The Wenatshapam River is just like my mother.
—John Harmelt, the last P’squosa Chief
Post Office one; Post Office two; tulip petals fall
from too many tulip trees that hide a man raking
a bed, hiding where alcoholics sleep. Where two
bronze balls on a diving-man statue — below
an American flag — advertise your small town
museum. Inside: Clyde Pangborn invites you to fly
into the future. You are being watched through
slots that deliver you like mail, back to when chain-
smoking suits washed off a stench inside marble
showers and smeared living people out of black-
and-white photographs. Upside-Down Pang flies
into your Sister City across the great Pacific.
Upstairs: Pangborn smiles with his French darling,
Swana Beaucaire; an avalanche of snow falls cold
like karma on white washed train tracks; and Chinese
miners are un-welcomed in your good Christian town,
sees Mike Horan; kept hammering and shoveling, sees
Isaac Ingalls Stevens; and underpaid, sees James J. Hill.
Celebrate your town’s tycoons — and keep moving
to the Clovis tips; Clovis cutters; woolly mammoth baby
bones. Obsidian, cutting through a windowless sky-
bridge: You hear Woodie Guthrie squalling, “Roll on
Columbia roll on. Roll on Columbia roll on.” over a
man humming along, unscrewing a bulb glaring down
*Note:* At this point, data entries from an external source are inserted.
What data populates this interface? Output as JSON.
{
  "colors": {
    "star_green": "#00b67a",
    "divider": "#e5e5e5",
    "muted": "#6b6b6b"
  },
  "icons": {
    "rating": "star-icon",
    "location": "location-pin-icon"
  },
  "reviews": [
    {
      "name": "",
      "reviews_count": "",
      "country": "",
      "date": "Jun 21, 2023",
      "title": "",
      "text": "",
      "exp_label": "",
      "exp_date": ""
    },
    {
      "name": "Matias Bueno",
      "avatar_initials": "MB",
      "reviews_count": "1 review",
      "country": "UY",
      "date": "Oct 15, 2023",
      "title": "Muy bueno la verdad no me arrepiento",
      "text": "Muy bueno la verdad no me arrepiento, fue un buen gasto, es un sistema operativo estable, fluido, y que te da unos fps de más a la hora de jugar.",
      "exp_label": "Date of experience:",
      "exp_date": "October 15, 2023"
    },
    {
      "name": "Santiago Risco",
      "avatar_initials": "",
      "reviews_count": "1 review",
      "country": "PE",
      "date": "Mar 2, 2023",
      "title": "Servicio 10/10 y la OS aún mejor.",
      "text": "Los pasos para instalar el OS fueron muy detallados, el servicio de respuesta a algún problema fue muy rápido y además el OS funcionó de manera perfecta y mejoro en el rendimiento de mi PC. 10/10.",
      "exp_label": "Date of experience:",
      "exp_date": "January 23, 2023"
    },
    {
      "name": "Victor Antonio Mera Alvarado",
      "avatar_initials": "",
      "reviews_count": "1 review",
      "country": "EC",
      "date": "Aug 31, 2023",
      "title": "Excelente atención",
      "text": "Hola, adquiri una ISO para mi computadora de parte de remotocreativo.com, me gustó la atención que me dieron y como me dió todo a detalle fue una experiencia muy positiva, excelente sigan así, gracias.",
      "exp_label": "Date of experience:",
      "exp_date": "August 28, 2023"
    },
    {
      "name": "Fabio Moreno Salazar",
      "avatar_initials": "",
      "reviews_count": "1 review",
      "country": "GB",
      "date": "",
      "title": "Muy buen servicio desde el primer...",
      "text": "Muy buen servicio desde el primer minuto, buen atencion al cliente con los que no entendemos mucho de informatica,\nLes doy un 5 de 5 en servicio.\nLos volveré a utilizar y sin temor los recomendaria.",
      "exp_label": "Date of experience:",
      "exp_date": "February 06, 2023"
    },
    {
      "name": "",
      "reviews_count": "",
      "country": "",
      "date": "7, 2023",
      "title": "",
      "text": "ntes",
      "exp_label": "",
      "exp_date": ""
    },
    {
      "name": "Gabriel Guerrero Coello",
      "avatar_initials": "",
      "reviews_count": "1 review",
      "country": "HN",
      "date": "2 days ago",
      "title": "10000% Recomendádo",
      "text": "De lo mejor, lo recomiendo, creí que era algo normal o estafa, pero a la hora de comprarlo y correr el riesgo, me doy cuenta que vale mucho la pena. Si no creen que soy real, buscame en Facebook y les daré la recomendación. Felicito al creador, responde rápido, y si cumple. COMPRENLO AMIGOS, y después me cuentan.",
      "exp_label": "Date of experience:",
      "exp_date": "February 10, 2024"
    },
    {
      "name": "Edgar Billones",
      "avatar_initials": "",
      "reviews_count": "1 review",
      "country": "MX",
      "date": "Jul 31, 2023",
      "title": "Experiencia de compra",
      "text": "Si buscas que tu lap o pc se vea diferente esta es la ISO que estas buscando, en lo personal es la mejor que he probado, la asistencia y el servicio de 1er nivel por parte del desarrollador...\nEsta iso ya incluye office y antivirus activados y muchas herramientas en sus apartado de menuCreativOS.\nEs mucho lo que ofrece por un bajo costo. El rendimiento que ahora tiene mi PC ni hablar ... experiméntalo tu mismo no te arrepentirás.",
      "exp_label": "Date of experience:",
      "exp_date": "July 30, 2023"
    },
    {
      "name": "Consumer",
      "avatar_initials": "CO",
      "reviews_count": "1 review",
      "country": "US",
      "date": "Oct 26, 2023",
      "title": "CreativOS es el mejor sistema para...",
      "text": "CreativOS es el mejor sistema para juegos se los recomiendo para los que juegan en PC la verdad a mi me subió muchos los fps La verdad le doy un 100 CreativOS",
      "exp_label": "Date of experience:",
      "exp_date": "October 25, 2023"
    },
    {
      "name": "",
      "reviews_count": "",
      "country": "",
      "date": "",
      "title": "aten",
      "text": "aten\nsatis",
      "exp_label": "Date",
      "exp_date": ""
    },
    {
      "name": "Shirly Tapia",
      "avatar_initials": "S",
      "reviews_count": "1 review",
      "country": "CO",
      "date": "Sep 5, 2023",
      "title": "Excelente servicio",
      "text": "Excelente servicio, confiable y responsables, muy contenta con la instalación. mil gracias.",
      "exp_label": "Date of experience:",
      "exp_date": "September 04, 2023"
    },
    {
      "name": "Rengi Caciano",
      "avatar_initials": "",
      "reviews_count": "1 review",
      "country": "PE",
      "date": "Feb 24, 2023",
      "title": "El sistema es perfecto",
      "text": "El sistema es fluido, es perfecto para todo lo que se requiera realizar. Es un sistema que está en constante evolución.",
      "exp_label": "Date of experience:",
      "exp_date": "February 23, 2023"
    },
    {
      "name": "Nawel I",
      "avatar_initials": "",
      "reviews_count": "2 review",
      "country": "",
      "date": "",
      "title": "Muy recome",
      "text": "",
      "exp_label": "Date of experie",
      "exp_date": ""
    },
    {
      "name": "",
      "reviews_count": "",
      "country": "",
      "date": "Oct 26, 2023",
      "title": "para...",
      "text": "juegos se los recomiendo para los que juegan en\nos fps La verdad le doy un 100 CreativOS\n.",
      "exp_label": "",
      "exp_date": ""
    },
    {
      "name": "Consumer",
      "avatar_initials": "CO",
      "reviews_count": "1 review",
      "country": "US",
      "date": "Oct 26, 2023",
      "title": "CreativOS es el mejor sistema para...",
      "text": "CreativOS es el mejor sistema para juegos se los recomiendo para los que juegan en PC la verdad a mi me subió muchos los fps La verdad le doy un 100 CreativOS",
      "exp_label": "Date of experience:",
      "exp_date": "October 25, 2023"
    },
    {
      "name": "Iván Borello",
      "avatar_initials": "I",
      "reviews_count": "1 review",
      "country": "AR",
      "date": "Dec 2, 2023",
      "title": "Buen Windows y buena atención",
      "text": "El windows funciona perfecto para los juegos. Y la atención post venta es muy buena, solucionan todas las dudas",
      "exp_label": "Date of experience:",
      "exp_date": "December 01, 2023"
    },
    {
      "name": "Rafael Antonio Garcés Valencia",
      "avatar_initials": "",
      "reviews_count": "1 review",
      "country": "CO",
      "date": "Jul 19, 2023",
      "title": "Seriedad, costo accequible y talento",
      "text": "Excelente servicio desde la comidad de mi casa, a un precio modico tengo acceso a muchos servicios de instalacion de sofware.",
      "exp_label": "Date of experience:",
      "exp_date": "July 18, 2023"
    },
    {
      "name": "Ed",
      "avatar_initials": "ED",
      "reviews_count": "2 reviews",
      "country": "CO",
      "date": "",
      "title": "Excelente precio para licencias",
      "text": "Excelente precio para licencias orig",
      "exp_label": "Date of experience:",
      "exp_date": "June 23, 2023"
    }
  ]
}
on you. “Your power is turning our darkness to dawn.”
Downstairs: More Apple Industry Icons rejoice the
mysterious Skookum soil; grinning, an Indian boy cries
apples inside; a pagan queen offers a sacrifice too sweet
to refuse: Trade ripened, red tree fruit for a blossoming
princess every April. “Roll on Columbia roll on.” Now,
look the other way, and “roll on” out of here, back the
way you and David Thompson sailed in, and don’t forget
to sign the guestbook; and tell your friends you came.
By Zachary Eddy
Zachary Eddy was a co-editor of Mirror Northwest, a yearly literary journal of Creative Writing at Wenatchee Valley College (WVC), and a senior at Central Washington University looking to attend a MFA program in 2018. His poem “Fish Eyes” won the 2017 WVC Earth Day Poetry contest. His article “The Eagle Screamed in North Central Washington” was published in the Fall 2016 edition of the Wenatchee Valley Museum & Cultural Center’s quarterly journal, The Confluence.